(Directions for this task) Nothing should differ between your answer and the records.

[Excerpts from an interface dataset]
BEGIN
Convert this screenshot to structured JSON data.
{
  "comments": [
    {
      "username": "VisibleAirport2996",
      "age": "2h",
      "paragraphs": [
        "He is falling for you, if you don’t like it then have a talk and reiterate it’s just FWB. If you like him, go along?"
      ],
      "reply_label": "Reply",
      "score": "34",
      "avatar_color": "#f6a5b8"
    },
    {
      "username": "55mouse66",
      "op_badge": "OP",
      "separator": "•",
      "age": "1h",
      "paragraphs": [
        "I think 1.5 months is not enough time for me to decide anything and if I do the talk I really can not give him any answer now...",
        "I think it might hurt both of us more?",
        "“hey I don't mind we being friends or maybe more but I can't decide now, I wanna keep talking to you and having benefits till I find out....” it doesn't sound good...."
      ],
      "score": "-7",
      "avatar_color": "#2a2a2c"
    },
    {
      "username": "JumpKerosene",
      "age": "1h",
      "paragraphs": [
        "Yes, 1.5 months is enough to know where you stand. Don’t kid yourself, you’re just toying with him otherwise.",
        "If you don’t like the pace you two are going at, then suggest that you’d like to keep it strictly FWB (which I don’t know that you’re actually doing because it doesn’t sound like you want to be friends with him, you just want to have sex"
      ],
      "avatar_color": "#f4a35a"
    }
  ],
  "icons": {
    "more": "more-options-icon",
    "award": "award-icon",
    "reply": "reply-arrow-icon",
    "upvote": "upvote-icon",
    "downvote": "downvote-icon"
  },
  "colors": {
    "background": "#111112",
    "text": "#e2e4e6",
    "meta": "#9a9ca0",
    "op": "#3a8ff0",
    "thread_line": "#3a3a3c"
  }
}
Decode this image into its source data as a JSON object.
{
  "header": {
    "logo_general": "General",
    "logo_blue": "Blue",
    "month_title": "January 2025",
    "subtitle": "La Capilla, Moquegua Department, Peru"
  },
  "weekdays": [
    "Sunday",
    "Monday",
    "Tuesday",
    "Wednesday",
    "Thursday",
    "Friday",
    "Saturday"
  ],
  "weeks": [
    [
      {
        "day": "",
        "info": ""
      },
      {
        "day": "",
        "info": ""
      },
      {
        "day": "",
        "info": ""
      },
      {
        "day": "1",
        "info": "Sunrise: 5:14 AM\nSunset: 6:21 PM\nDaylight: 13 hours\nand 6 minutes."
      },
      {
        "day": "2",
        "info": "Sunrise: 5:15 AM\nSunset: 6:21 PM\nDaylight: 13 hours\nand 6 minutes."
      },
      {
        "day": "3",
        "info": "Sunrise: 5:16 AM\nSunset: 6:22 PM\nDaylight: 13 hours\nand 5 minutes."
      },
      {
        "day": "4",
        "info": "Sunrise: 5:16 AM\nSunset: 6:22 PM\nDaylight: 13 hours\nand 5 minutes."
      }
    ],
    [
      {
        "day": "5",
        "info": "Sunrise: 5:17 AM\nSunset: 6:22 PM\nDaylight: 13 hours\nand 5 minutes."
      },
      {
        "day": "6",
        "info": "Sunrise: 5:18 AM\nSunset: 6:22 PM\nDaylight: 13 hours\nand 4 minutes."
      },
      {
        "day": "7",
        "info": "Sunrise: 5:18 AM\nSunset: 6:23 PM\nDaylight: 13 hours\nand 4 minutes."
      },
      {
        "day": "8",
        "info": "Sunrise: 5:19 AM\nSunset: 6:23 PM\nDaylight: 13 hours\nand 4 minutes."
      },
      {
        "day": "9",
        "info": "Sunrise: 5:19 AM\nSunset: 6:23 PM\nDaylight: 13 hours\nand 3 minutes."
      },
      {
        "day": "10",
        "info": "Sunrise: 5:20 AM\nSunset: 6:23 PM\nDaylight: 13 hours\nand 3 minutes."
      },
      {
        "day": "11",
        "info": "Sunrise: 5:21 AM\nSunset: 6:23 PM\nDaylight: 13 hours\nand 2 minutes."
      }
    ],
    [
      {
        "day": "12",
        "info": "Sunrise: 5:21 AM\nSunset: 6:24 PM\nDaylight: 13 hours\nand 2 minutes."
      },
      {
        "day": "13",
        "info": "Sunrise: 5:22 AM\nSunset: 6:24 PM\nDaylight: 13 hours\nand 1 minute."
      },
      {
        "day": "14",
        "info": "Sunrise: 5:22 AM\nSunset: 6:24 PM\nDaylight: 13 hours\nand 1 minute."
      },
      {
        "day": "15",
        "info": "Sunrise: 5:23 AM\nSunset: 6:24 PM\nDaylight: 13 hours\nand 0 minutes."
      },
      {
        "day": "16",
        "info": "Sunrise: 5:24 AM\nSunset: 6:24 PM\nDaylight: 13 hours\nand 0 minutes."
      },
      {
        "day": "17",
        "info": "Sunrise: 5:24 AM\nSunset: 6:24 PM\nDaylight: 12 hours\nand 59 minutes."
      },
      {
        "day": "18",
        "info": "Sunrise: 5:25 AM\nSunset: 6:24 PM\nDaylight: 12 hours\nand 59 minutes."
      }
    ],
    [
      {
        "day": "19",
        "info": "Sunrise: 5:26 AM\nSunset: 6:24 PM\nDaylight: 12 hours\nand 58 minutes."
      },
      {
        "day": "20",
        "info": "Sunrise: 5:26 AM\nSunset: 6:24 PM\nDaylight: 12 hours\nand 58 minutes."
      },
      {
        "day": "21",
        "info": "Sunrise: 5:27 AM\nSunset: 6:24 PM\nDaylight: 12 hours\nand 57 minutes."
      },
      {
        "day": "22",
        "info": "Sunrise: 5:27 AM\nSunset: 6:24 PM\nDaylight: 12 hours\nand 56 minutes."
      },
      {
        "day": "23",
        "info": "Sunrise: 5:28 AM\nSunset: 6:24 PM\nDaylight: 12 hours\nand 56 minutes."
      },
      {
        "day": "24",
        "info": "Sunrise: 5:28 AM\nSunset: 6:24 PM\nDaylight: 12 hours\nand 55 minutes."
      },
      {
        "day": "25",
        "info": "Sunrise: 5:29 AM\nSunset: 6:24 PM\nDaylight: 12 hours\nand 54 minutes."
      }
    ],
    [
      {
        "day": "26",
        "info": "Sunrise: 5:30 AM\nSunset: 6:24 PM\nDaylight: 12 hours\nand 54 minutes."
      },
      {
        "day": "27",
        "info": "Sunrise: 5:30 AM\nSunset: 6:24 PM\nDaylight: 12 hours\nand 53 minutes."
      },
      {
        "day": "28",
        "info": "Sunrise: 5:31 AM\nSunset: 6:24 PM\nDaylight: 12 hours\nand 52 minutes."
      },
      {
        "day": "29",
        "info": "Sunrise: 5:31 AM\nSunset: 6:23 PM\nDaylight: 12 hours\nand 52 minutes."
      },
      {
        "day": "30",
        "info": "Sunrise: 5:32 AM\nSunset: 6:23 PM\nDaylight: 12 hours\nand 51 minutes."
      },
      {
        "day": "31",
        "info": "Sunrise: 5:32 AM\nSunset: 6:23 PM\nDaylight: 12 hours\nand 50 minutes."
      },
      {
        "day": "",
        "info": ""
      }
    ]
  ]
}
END
(Exercise solution)
Convert this screenshot to structured JSON data.
{
  "comments": [
    {
      "username": "VisibleAirport2996",
      "age": "2h",
      "paragraphs": [
        "He is falling for you, if you don’t like it then have a talk and reiterate it’s just FWB. If you like him, go along?"
      ],
      "reply_label": "Reply",
      "score": "34",
      "avatar_color": "#f6a5b8"
    },
    {
      "username": "55mouse66",
      "op_badge": "OP",
      "separator": "•",
      "age": "1h",
      "paragraphs": [
        "I think 1.5 months is not enough time for me to decide anything and if I do the talk I really can not give him any answer now...",
        "I think it might hurt both of us more?",
        "“hey I don't mind we being friends or maybe more but I can't decide now, I wanna keep talking to you and having benefits till I find out....” it doesn't sound good...."
      ],
      "score": "-7",
      "avatar_color": "#2a2a2c"
    },
    {
      "username": "JumpKerosene",
      "age": "1h",
      "paragraphs": [
        "Yes, 1.5 months is enough to know where you stand. Don’t kid yourself, you’re just toying with him otherwise.",
        "If you don’t like the pace you two are going at, then suggest that you’d like to keep it strictly FWB (which I don’t know that you’re actually doing because it doesn’t sound like you want to be friends with him, you just want to have sex"
      ],
      "avatar_color": "#f4a35a"
    }
  ],
  "icons": {
    "more": "more-options-icon",
    "award": "award-icon",
    "reply": "reply-arrow-icon",
    "upvote": "upvote-icon",
    "downvote": "downvote-icon"
  },
  "colors": {
    "background": "#111112",
    "text": "#e2e4e6",
    "meta": "#9a9ca0",
    "op": "#3a8ff0",
    "thread_line": "#3a3a3c"
  }
}
Decode this image into its source data as a JSON object.
{
  "header": {
    "logo_general": "General",
    "logo_blue": "Blue",
    "month_title": "January 2025",
    "subtitle": "La Capilla, Moquegua Department, Peru"
  },
  "weekdays": [
    "Sunday",
    "Monday",
    "Tuesday",
    "Wednesday",
    "Thursday",
    "Friday",
    "Saturday"
  ],
  "weeks": [
    [
      {
        "day": "",
        "info": ""
      },
      {
        "day": "",
        "info": ""
      },
      {
        "day": "",
        "info": ""
      },
      {
        "day": "1",
        "info": "Sunrise: 5:14 AM\nSunset: 6:21 PM\nDaylight: 13 hours\nand 6 minutes."
      },
      {
        "day": "2",
        "info": "Sunrise: 5:15 AM\nSunset: 6:21 PM\nDaylight: 13 hours\nand 6 minutes."
      },
      {
        "day": "3",
        "info": "Sunrise: 5:16 AM\nSunset: 6:22 PM\nDaylight: 13 hours\nand 5 minutes."
      },
      {
        "day": "4",
        "info": "Sunrise: 5:16 AM\nSunset: 6:22 PM\nDaylight: 13 hours\nand 5 minutes."
      }
    ],
    [
      {
        "day": "5",
        "info": "Sunrise: 5:17 AM\nSunset: 6:22 PM\nDaylight: 13 hours\nand 5 minutes."
      },
      {
        "day": "6",
        "info": "Sunrise: 5:18 AM\nSunset: 6:22 PM\nDaylight: 13 hours\nand 4 minutes."
      },
      {
        "day": "7",
        "info": "Sunrise: 5:18 AM\nSunset: 6:23 PM\nDaylight: 13 hours\nand 4 minutes."
      },
      {
        "day": "8",
        "info": "Sunrise: 5:19 AM\nSunset: 6:23 PM\nDaylight: 13 hours\nand 4 minutes."
      },
      {
        "day": "9",
        "info": "Sunrise: 5:19 AM\nSunset: 6:23 PM\nDaylight: 13 hours\nand 3 minutes."
      },
      {
        "day": "10",
        "info": "Sunrise: 5:20 AM\nSunset: 6:23 PM\nDaylight: 13 hours\nand 3 minutes."
      },
      {
        "day": "11",
        "info": "Sunrise: 5:21 AM\nSunset: 6:23 PM\nDaylight: 13 hours\nand 2 minutes."
      }
    ],
    [
      {
        "day": "12",
        "info": "Sunrise: 5:21 AM\nSunset: 6:24 PM\nDaylight: 13 hours\nand 2 minutes."
      },
      {
        "day": "13",
        "info": "Sunrise: 5:22 AM\nSunset: 6:24 PM\nDaylight: 13 hours\nand 1 minute."
      },
      {
        "day": "14",
        "info": "Sunrise: 5:22 AM\nSunset: 6:24 PM\nDaylight: 13 hours\nand 1 minute."
      },
      {
        "day": "15",
        "info": "Sunrise: 5:23 AM\nSunset: 6:24 PM\nDaylight: 13 hours\nand 0 minutes."
      },
      {
        "day": "16",
        "info": "Sunrise: 5:24 AM\nSunset: 6:24 PM\nDaylight: 13 hours\nand 0 minutes."
      },
      {
        "day": "17",
        "info": "Sunrise: 5:24 AM\nSunset: 6:24 PM\nDaylight: 12 hours\nand 59 minutes."
      },
      {
        "day": "18",
        "info": "Sunrise: 5:25 AM\nSunset: 6:24 PM\nDaylight: 12 hours\nand 59 minutes."
      }
    ],
    [
      {
        "day": "19",
        "info": "Sunrise: 5:26 AM\nSunset: 6:24 PM\nDaylight: 12 hours\nand 58 minutes."
      },
      {
        "day": "20",
        "info": "Sunrise: 5:26 AM\nSunset: 6:24 PM\nDaylight: 12 hours\nand 58 minutes."
      },
      {
        "day": "21",
        "info": "Sunrise: 5:27 AM\nSunset: 6:24 PM\nDaylight: 12 hours\nand 57 minutes."
      },
      {
        "day": "22",
        "info": "Sunrise: 5:27 AM\nSunset: 6:24 PM\nDaylight: 12 hours\nand 56 minutes."
      },
      {
        "day": "23",
        "info": "Sunrise: 5:28 AM\nSunset: 6:24 PM\nDaylight: 12 hours\nand 56 minutes."
      },
      {
        "day": "24",
        "info": "Sunrise: 5:28 AM\nSunset: 6:24 PM\nDaylight: 12 hours\nand 55 minutes."
      },
      {
        "day": "25",
        "info": "Sunrise: 5:29 AM\nSunset: 6:24 PM\nDaylight: 12 hours\nand 54 minutes."
      }
    ],
    [
      {
        "day": "26",
        "info": "Sunrise: 5:30 AM\nSunset: 6:24 PM\nDaylight: 12 hours\nand 54 minutes."
      },
      {
        "day": "27",
        "info": "Sunrise: 5:30 AM\nSunset: 6:24 PM\nDaylight: 12 hours\nand 53 minutes."
      },
      {
        "day": "28",
        "info": "Sunrise: 5:31 AM\nSunset: 6:24 PM\nDaylight: 12 hours\nand 52 minutes."
      },
      {
        "day": "29",
        "info": "Sunrise: 5:31 AM\nSunset: 6:23 PM\nDaylight: 12 hours\nand 52 minutes."
      },
      {
        "day": "30",
        "info": "Sunrise: 5:32 AM\nSunset: 6:23 PM\nDaylight: 12 hours\nand 51 minutes."
      },
      {
        "day": "31",
        "info": "Sunrise: 5:32 AM\nSunset: 6:23 PM\nDaylight: 12 hours\nand 50 minutes."
      },
      {
        "day": "",
        "info": ""
      }
    ]
  ]
}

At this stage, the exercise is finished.